Fordham University has a rich baseball tradition, dating back to 1859 when the “Rose Hills” took on St. Francis Xavier in the first college baseball game with nine men on a side. On April 20, the Fordham University recognized eight who are responsible for some of those traditions with a pregame plaque ceremony.
The eight, Esteban “Steve” Bellán, Jack Coffey, Frankie Frisch, Dan Gallagher, John Kieran, Walter O’Malley, Vin Scully, and Ed Walsh, were each honored with a special plaque that will be displayed at Houlihan Park at Jack Coffey Field.
Bellán was the first Cuban and the first Latin American to play major league baseball, a game he learned as a student at Fordham (then St. John’s).
Jack Coffey was associated with Fordham in some capacity for 61 of his 78 years.

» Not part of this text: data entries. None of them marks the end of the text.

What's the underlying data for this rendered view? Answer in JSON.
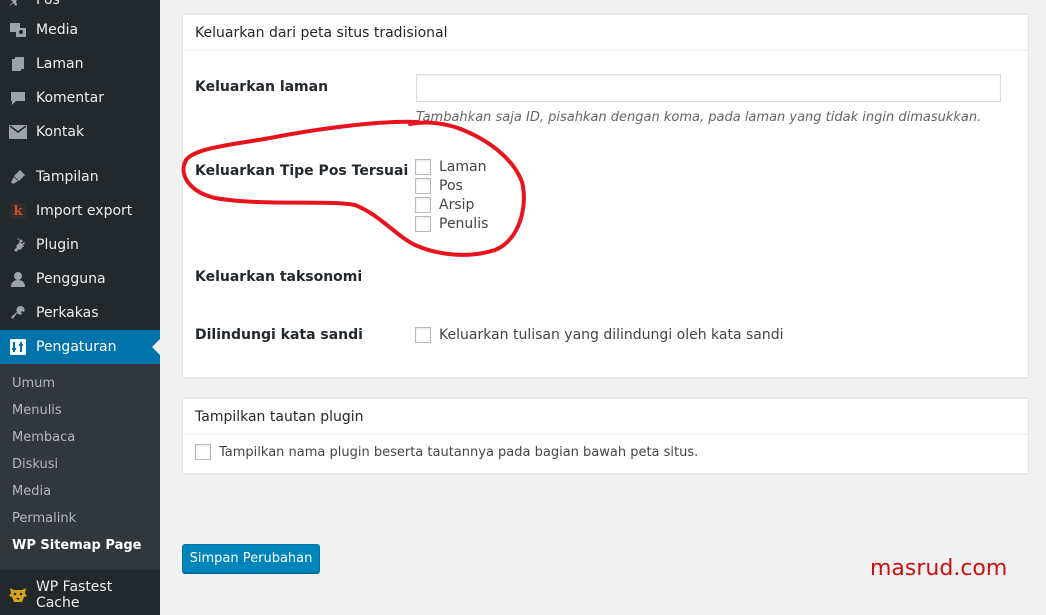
{
  "sidebar": {
    "top_partial_label": "Pos",
    "items": [
      {
        "label": "Media",
        "icon": "media-icon"
      },
      {
        "label": "Laman",
        "icon": "pages-icon"
      },
      {
        "label": "Komentar",
        "icon": "comments-icon"
      },
      {
        "label": "Kontak",
        "icon": "envelope-icon"
      },
      {
        "label": "Tampilan",
        "icon": "appearance-icon"
      },
      {
        "label": "Import export",
        "icon": "import-export-icon"
      },
      {
        "label": "Plugin",
        "icon": "plugin-icon"
      },
      {
        "label": "Pengguna",
        "icon": "users-icon"
      },
      {
        "label": "Perkakas",
        "icon": "tools-icon"
      },
      {
        "label": "Pengaturan",
        "icon": "settings-icon"
      }
    ],
    "submenu": [
      "Umum",
      "Menulis",
      "Membaca",
      "Diskusi",
      "Media",
      "Permalink",
      "WP Sitemap Page"
    ],
    "bottom_item": {
      "label": "WP Fastest Cache",
      "icon": "cheetah-icon"
    }
  },
  "panel_exclude": {
    "title": "Keluarkan dari peta situs tradisional",
    "exclude_pages_label": "Keluarkan laman",
    "exclude_pages_value": "",
    "exclude_pages_hint": "Tambahkan saja ID, pisahkan dengan koma, pada laman yang tidak ingin dimasukkan.",
    "custom_post_types_label": "Keluarkan Tipe Pos Tersuai",
    "post_types": [
      "Laman",
      "Pos",
      "Arsip",
      "Penulis"
    ],
    "taxonomy_label": "Keluarkan taksonomi",
    "password_label": "Dilindungi kata sandi",
    "password_option": "Keluarkan tulisan yang dilindungi oleh kata sandi"
  },
  "panel_plugin_link": {
    "title": "Tampilkan tautan plugin",
    "option": "Tampilkan nama plugin beserta tautannya pada bagian bawah peta situs."
  },
  "save_button": "Simpan Perubahan",
  "watermark": "masrud.com",
  "colors": {
    "sidebar": "#23282d",
    "active": "#0073aa",
    "button": "#0085ba",
    "annotation": "#e8141c"
  }
}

As head baseball coach, he helped the Rams become a national sports powerhouse, winning five Eastern Collegiate Conference championships and 14 Metropolitan Conference titles along with a school record 1,095 wins.
Kieran, a member of the Fordham baseball team as an undergraduate, became one of the country’s best known sports columnists and was the recipient of the 1973 J.G. Taylor Spink Award at the National Baseball Hall of Fame ceremony.
Vin Scully was a member of the Fordham baseball team as an undergraduate and began his career as a broadcaster at WFUV. He joined the Brooklyn Dodgers’ radio and television booths shortly after graduation and has been with the franchise ever since.
Ed Walsh had a brief though remarkable major league career following his stint at Fordham. He averaged 24 victories, 220 strikeouts and posted an ERA below 2.00 five times.
A 1930 Fordham University Law School graduate, Walter O’Malley owned the Brooklyn/Los Angeles Dodgers from 1950 to 1979. He served as the Dodgers’ chief legal counsel when Jackie Robinson broke the racial color barrier in 1947.
Dan Gallagher served as head baseball coach for 21 years, amassing 518 career wins, second only to Coffey on the school’s all-time win list. Gallagher received the Fordham Coach of the Year Award three times in his tenure.
Frankie Frisch, the “Fordham Flash,” excelled in football and baseball at Rose Hill, pacing the 1919 baseball team to the Eastern Championship and a number two national ranking. He played major league baseball for 19 years, before being elected to the National Baseball Hall of Fame.
The ceremony was made possible by the support of Jim Houlihan, GSB ’74, former baseball Ram and the namesake of Houlihan Park.
— Joe Dibari